National Geographic photographers might take as many as 90,000 photos over several years for a single story. And yet, each month, when that yellow frame lands on millions of doorsteps, viewers see only a dozen.

In a new exhibit, “Beyond the Story: National Geographic Unpublished,” a handpicked set of previously unseen frames from last year is being revealed at the National Geographic Museum. Despite not making it past the discerning army of editors, they’re as stunning as the ones that did.

In the magazine, a photograph must be firmly supported by composition, color and emotion, all of which contribute to its meaning, according to curator and National Geographic senior photo editor Alice Gabriner. Each photo must also support the story's underlying thesis. Any photo that doesn't meet these strict criteria, no matter how gorgeous, is likely to not make the cut.

But, in this exhibition, it's just about the photos.

“It’s a photo editor’s dream to be able to say, ‘Oh, I’ll take two David Alan Harveys and three Paolo Pellegrins,’” Gabriner said, ordering off a fantasy menu of photographers. She selected the 42 photos from 33 of the year’s stories for the exhibit.

Each photo has a placard that explains part of the story behind its making. Beneath a picture of a horseback rider on an Oglala Lakota memorial ride is a note explaining that, after pressing the shutter, photographer Aaron Huey was smacked by a tree branch and all but tumbled from his horse.

On a grassy field where the zoo’s cheetahs exercise, the cats were lured to sprint. (Ken Geiger/National Geographic) On a grassy field where the zoo’s cheetahs exercise, the cats were lured to sprint. (Ken Geiger/National Geographic)
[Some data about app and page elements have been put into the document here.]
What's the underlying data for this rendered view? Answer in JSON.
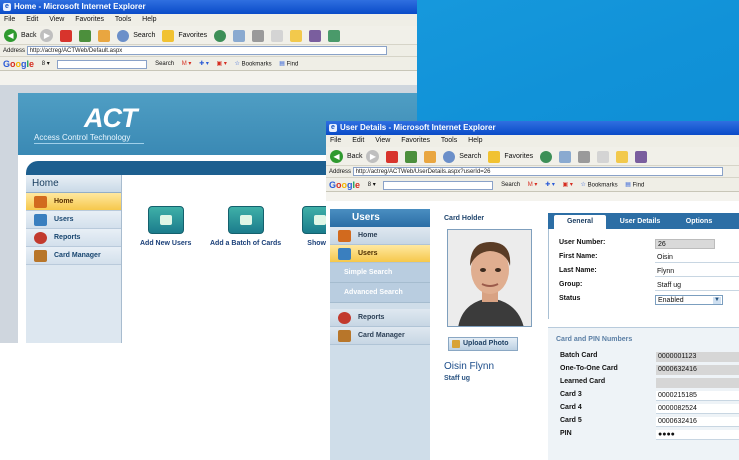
{
  "window_main": {
    "title": "Home - Microsoft Internet Explorer",
    "menu": [
      "File",
      "Edit",
      "View",
      "Favorites",
      "Tools",
      "Help"
    ],
    "toolbar": {
      "back_label": "Back",
      "search_label": "Search",
      "favorites_label": "Favorites"
    },
    "address": {
      "label": "Address",
      "url": "http://actreg/ACTWeb/Default.aspx"
    },
    "google": {
      "search_label": "Search",
      "bookmarks_label": "Bookmarks",
      "find_label": "Find"
    },
    "app": {
      "logo": "ACT",
      "logo_sub": "Access Control Technology",
      "sidebar_title": "Home",
      "sidebar_items": [
        "Home",
        "Users",
        "Reports",
        "Card Manager"
      ],
      "tiles": [
        "Add New Users",
        "Add a Batch of Cards",
        "Show A"
      ]
    }
  },
  "window_user": {
    "title": "User Details - Microsoft Internet Explorer",
    "menu": [
      "File",
      "Edit",
      "View",
      "Favorites",
      "Tools",
      "Help"
    ],
    "toolbar": {
      "back_label": "Back",
      "search_label": "Search",
      "favorites_label": "Favorites"
    },
    "address": {
      "label": "Address",
      "url": "http://actreg/ACTWeb/UserDetails.aspx?userId=26"
    },
    "google": {
      "search_label": "Search",
      "bookmarks_label": "Bookmarks",
      "find_label": "Find"
    },
    "sidebar_title": "Users",
    "sidebar_items_top": [
      "Home",
      "Users"
    ],
    "sidebar_links": [
      "Simple Search",
      "Advanced Search"
    ],
    "sidebar_items_bottom": [
      "Reports",
      "Card Manager"
    ],
    "card_holder_heading": "Card Holder",
    "upload_button": "Upload Photo",
    "holder_name": "Oisin Flynn",
    "holder_group": "Staff ug",
    "tabs": [
      "General",
      "User Details",
      "Options"
    ],
    "fields": [
      {
        "label": "User Number:",
        "value": "26"
      },
      {
        "label": "First Name:",
        "value": "Oisin"
      },
      {
        "label": "Last Name:",
        "value": "Flynn"
      },
      {
        "label": "Group:",
        "value": "Staff ug"
      },
      {
        "label": "Status",
        "value": "Enabled"
      }
    ],
    "cards_heading": "Card and PIN Numbers",
    "cards": [
      {
        "label": "Batch Card",
        "value": "0000001123"
      },
      {
        "label": "One-To-One Card",
        "value": "0000632416"
      },
      {
        "label": "Learned Card",
        "value": ""
      },
      {
        "label": "Card 3",
        "value": "0000215185"
      },
      {
        "label": "Card 4",
        "value": "0000082524"
      },
      {
        "label": "Card 5",
        "value": "0000632416"
      },
      {
        "label": "PIN",
        "value": "●●●●"
      }
    ]
  }
}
On the east wall of the exhibit is a never-before-released, two-minute video of a cheetah at 60 mph. During the project to record cheetahs at top speeds, a Cincinnati Zoo animal named Sarah broke the world record for fastest 100-meter dash, nearly halving Olympian Usain Bolt’s fastest time.

Left: In the Romanian farm town of Buzescu, twins and their cousin mimic dancers in Roma pop videos on TV. (Karla Gachet/National Geographic) Right: Manny, an Afghan hound, is among the more elegant examples of canine diversity. (Robert Clark/National Geographic)

There's also a photo of Manny the Afghan hound, placed appropriately next to a photo of three Romanian girls whipping their tresses to Roma pop.

The society, which celebrates its 125th birthday this year, has set “The New Age of Exploration” as its theme for 2013. Upcoming features include a portrait and video series by Marco Grob profiling the world's risk-takers and a story following our ancestors' footsteps out of Africa.

Gabriner will be leading two special walk-throughs of the exhibit at the museum Monday, Feb. 25, at 7 p.m, and Thursday, June 27, at 7 p.m. The museum is located at 1145 17th Street, NW, in Washington, D.C.